Allergic asthma

Definition of bronchial asthma

Asthma is a chronic inflammatory illness of the lower airways, which is accompanied by increased bronchial sensitivity to various stimuli. Hypersensitivity of the airways can lead to bronchial constriction, which causes the typical symptoms:

Asthma symptoms:

  • Sudden attacks of breathing difficulty, often during the night and in the morning
  • Difficulty exhaling
  • Shortness of breath
  • Tightness in the chest
  • Coughing and wheezing noises when breathing
  • Occasional constriction of the airways, reversible


Allergic asthma

Depending on the trigger, a distinction is made between allergic asthma and non-allergic asthma. Allergic asthma is one of many atopic illnesses which is characterised by an overreaction of the immune system to external stimuli.

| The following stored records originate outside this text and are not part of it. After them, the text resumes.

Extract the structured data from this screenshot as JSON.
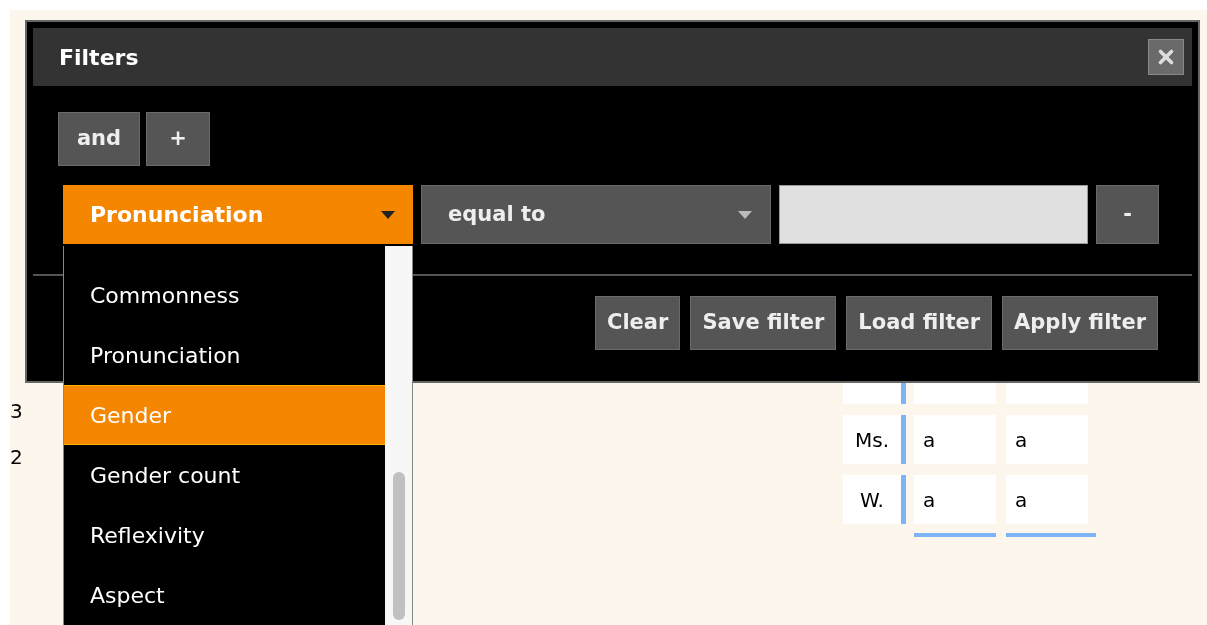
{
  "background": {
    "row_labels": [
      "3",
      "2"
    ],
    "table": {
      "rows": [
        {
          "label": "Ms.",
          "cells": [
            "a",
            "a"
          ]
        },
        {
          "label": "W.",
          "cells": [
            "a",
            "a"
          ]
        }
      ]
    }
  },
  "dialog": {
    "title": "Filters",
    "logic_button": "and",
    "add_button": "+",
    "condition": {
      "field": "Pronunciation",
      "operator": "equal to",
      "remove_button": "-"
    },
    "field_options": [
      {
        "label": "Commonness",
        "selected": false
      },
      {
        "label": "Pronunciation",
        "selected": false
      },
      {
        "label": "Gender",
        "selected": true
      },
      {
        "label": "Gender count",
        "selected": false
      },
      {
        "label": "Reflexivity",
        "selected": false
      },
      {
        "label": "Aspect",
        "selected": false
      }
    ],
    "actions": [
      "Clear",
      "Save filter",
      "Load filter",
      "Apply filter"
    ]
  }
}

With allergic asthma, the asthma attack is triggered by an allergic reaction from contact with allergens such as pollen, dust mites and animal hair. Bronchial constriction, leading to attacks of shortness of breath, which are extremely stressful. The airways have a strong defensive reaction - the respiratory muscles contract, and the airways react by secreting a viscous mucus. Since it constitutes about 80% of all cases, allergic asthma is the most common of all asthmatic illnesses.


Dust mite allergy is a risk factor for bronchial asthma

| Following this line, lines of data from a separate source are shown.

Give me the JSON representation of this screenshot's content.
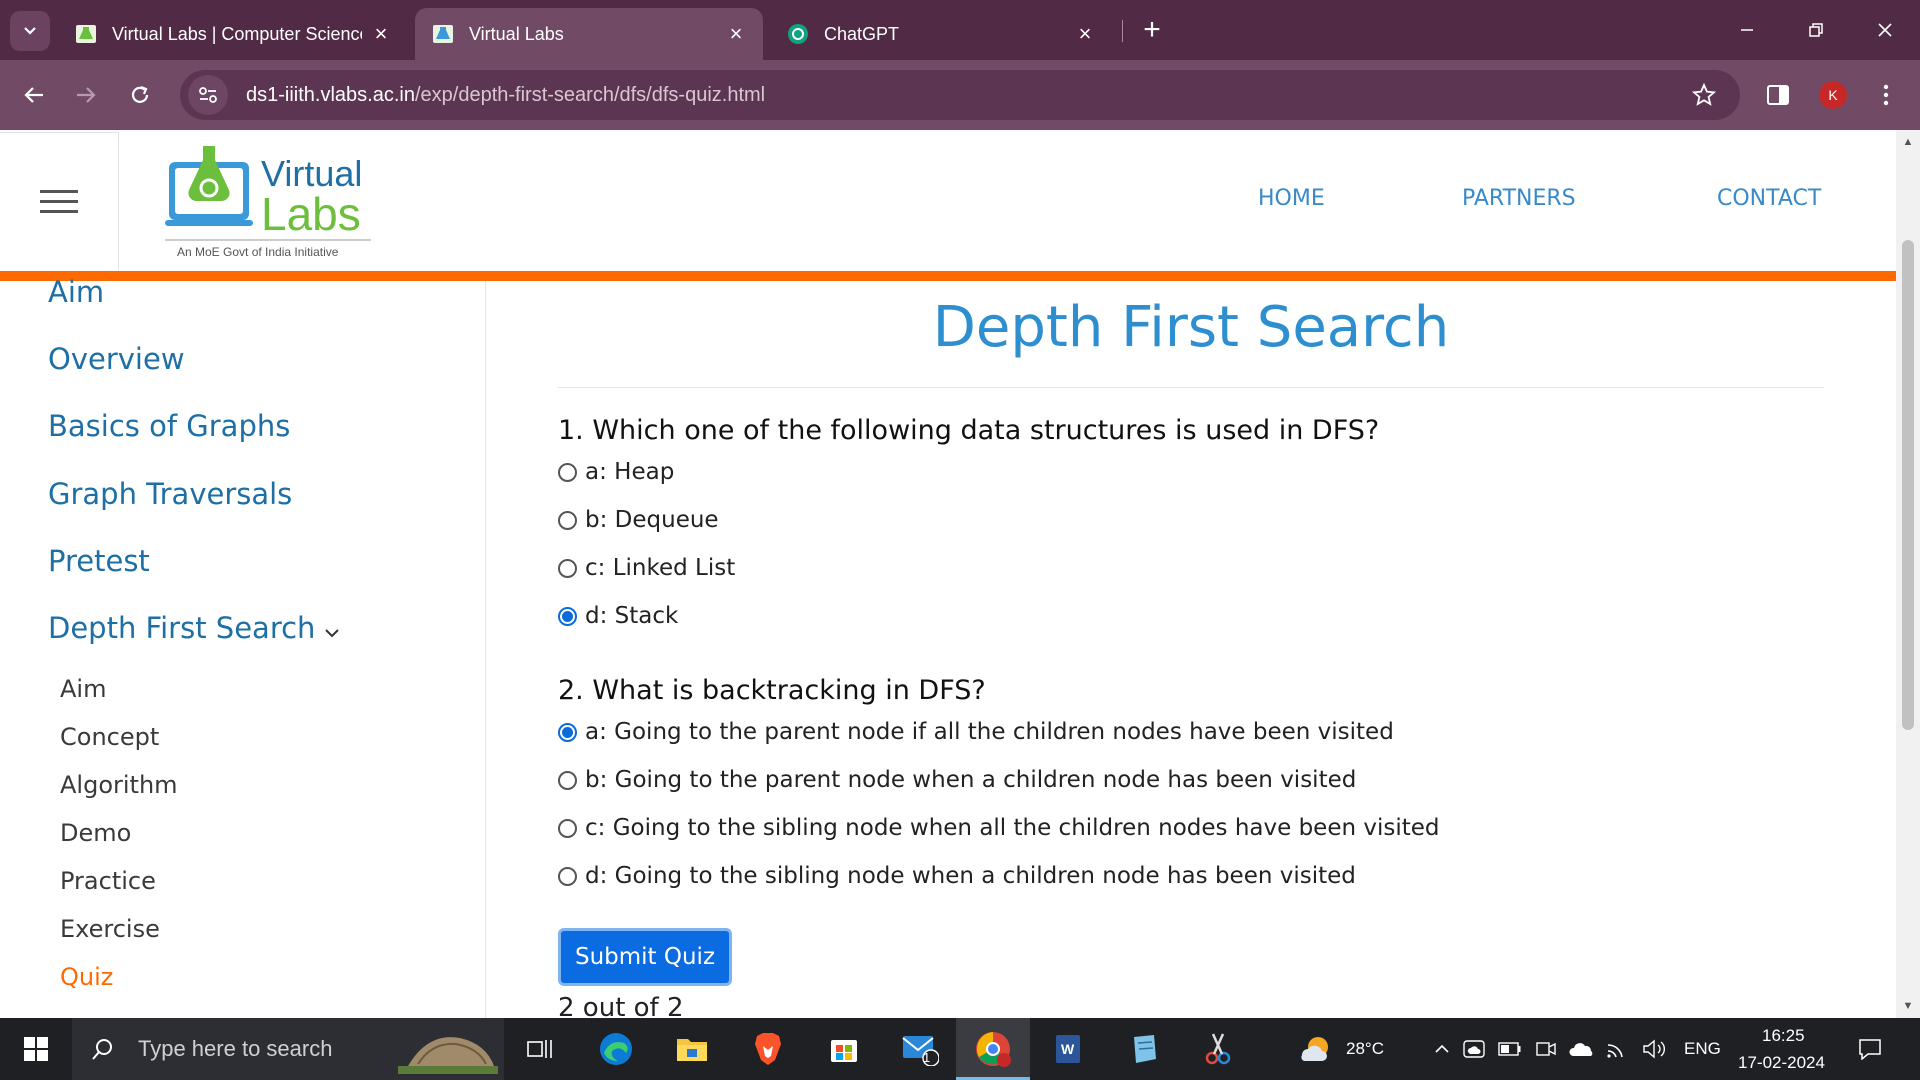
{
  "browser": {
    "tabs": [
      {
        "title": "Virtual Labs | Computer Science",
        "active": false
      },
      {
        "title": "Virtual Labs",
        "active": true
      },
      {
        "title": "ChatGPT",
        "active": false
      }
    ],
    "url_host": "ds1-iiith.vlabs.ac.in",
    "url_path": "/exp/depth-first-search/dfs/dfs-quiz.html",
    "profile_initial": "K",
    "accent_color": "#714a66"
  },
  "site": {
    "logo_text_1": "Virtual",
    "logo_text_2": "Labs",
    "logo_tagline": "An MoE Govt of India Initiative",
    "nav": [
      "HOME",
      "PARTNERS",
      "CONTACT"
    ]
  },
  "sidebar": {
    "items": [
      "Aim",
      "Overview",
      "Basics of Graphs",
      "Graph Traversals",
      "Pretest",
      "Depth First Search"
    ],
    "subitems": [
      "Aim",
      "Concept",
      "Algorithm",
      "Demo",
      "Practice",
      "Exercise",
      "Quiz"
    ],
    "active_subitem": "Quiz"
  },
  "quiz": {
    "title": "Depth First Search",
    "questions": [
      {
        "text": "1. Which one of the following data structures is used in DFS?",
        "options": [
          "a: Heap",
          "b: Dequeue",
          "c: Linked List",
          "d: Stack"
        ],
        "selected": "d: Stack"
      },
      {
        "text": "2. What is backtracking in DFS?",
        "options": [
          "a: Going to the parent node if all the children nodes have been visited",
          "b: Going to the parent node when a children node has been visited",
          "c: Going to the sibling node when all the children nodes have been visited",
          "d: Going to the sibling node when a children node has been visited"
        ],
        "selected": "a: Going to the parent node if all the children nodes have been visited"
      }
    ],
    "submit_label": "Submit Quiz",
    "score_text": "2 out of 2"
  },
  "taskbar": {
    "search_placeholder": "Type here to search",
    "temperature": "28°C",
    "language": "ENG",
    "time": "16:25",
    "date": "17-02-2024",
    "mail_badge": "1"
  }
}
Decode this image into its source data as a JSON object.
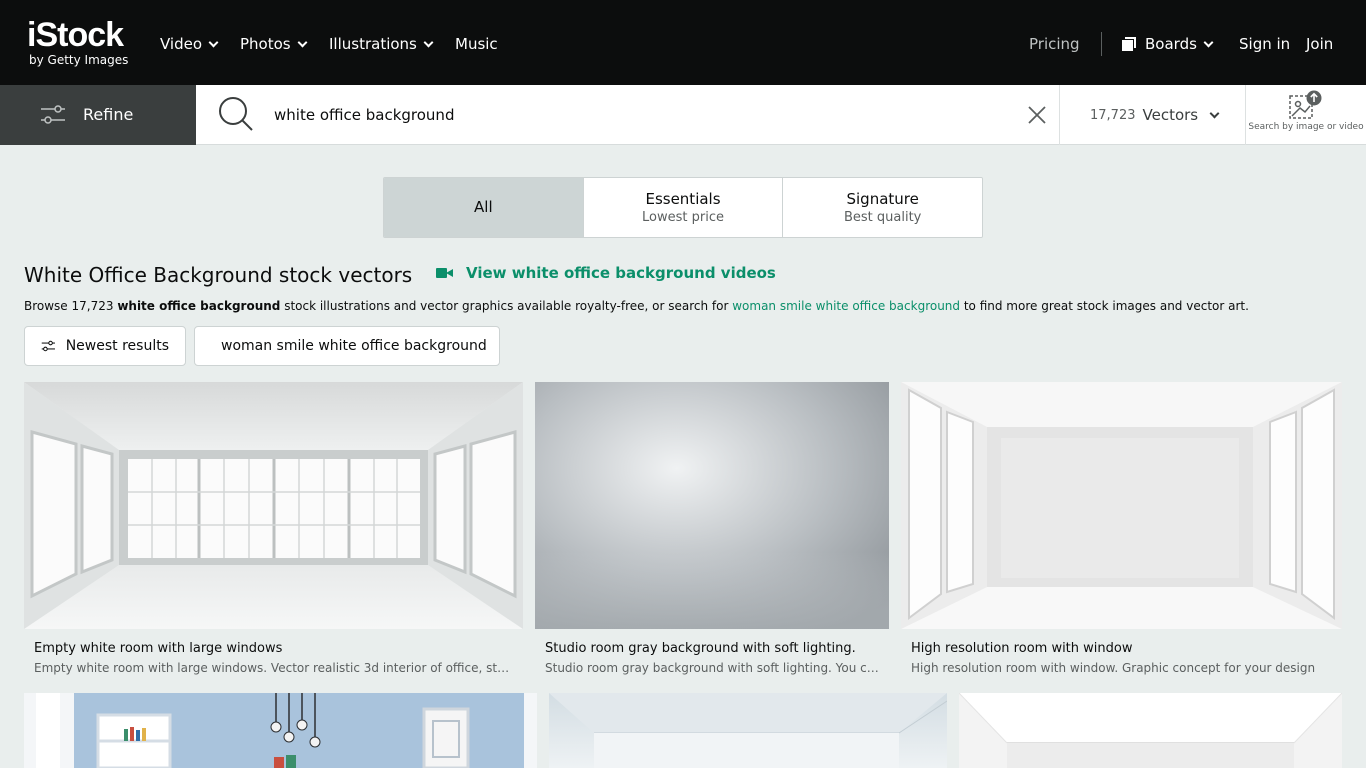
{
  "logo": {
    "main": "iStock",
    "sub": "by Getty Images"
  },
  "nav": {
    "items": [
      {
        "label": "Video"
      },
      {
        "label": "Photos"
      },
      {
        "label": "Illustrations"
      },
      {
        "label": "Music"
      }
    ],
    "pricing": "Pricing",
    "boards": "Boards",
    "sign_in": "Sign in",
    "join": "Join"
  },
  "search": {
    "refine_label": "Refine",
    "query": "white office background",
    "result_count": "17,723",
    "type_label": "Vectors",
    "image_search_label": "Search by image or video"
  },
  "tabs": [
    {
      "title": "All",
      "subtitle": ""
    },
    {
      "title": "Essentials",
      "subtitle": "Lowest price"
    },
    {
      "title": "Signature",
      "subtitle": "Best quality"
    }
  ],
  "heading": {
    "title": "White Office Background stock vectors",
    "video_link": "View white office background videos"
  },
  "browse": {
    "prefix": "Browse 17,723 ",
    "bold": "white office background",
    "middle": " stock illustrations and vector graphics available royalty-free, or search for ",
    "link": "woman smile white office background",
    "suffix": " to find more great stock images and vector art."
  },
  "chips": {
    "newest": "Newest results",
    "suggestion": "woman smile white office background"
  },
  "results": [
    {
      "title": "Empty white room with large windows",
      "description": "Empty white room with large windows. Vector realistic 3d interior of office, studio, ..."
    },
    {
      "title": "Studio room gray background with soft lighting.",
      "description": "Studio room gray background with soft lighting. You can ..."
    },
    {
      "title": "High resolution room with window",
      "description": "High resolution room with window. Graphic concept for your design"
    }
  ],
  "colors": {
    "accent": "#0b8f6a",
    "nav_bg": "#0c0d0d",
    "page_bg": "#e9eeed"
  }
}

Sneezing fits and a runny or blocked nose are the indications of dust mite allergy for the majority of sufferers. If these symptoms are not taken seriously and dealt with quickly, the allergic reaction can spread from the upper to the lower airways. The typical signs of an allergic reaction of the lower airways are throat irritation, breathing difficulty and fits of coughing. These are a sign that the allergy is affecting the bronchia, which can ultimately lead to chronic bronchial asthma. 20 to 50 percent of people who develop asthma within a period of 5-15 years and are allergic to dust mites are affected by this development.


Preventing allergic bronchial asthma

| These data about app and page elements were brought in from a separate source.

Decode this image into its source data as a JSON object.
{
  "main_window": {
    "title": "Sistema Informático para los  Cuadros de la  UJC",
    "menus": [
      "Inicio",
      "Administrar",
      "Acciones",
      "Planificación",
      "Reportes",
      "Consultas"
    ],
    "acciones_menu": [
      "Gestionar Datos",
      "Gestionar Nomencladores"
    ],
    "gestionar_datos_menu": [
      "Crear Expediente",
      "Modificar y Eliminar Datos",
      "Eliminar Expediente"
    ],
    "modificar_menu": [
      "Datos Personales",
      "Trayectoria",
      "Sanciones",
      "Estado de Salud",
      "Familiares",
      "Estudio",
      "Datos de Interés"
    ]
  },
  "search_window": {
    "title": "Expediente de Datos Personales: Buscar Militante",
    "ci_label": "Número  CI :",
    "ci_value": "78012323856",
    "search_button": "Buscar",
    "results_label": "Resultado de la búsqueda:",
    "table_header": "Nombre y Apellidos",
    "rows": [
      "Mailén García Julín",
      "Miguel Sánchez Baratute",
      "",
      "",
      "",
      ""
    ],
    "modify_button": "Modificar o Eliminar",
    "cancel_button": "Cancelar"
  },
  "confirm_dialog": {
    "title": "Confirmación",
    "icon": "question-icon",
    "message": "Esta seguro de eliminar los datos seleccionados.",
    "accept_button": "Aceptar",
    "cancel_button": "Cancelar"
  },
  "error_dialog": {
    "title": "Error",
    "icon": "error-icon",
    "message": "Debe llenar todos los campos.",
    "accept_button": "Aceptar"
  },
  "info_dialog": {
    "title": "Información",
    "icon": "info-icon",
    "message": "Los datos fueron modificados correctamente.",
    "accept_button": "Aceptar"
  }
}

Asthma is incurable. However, people who suffer from asthma can learn to live with the illness and reduce the frequency of asthma attacks with the aid of individual, life-long treatment consisting of medication, physical exercise and breathing techniques. It is particularly important to know what triggers the attacks and how to minimise these triggering factors. To prevent the development of allergic asthma it is important to avoid contact with allergens as much as possible. Allergen avoidance is therefore the primary measure in treating the allergy. In the case of house dust allergy, effective allergen reduction in the living and sleeping areas can be achieved using targeted measures. This starts with covering your mattresses, bed cover and pillows with anti-allergen covers such as ALLERGOCOVER.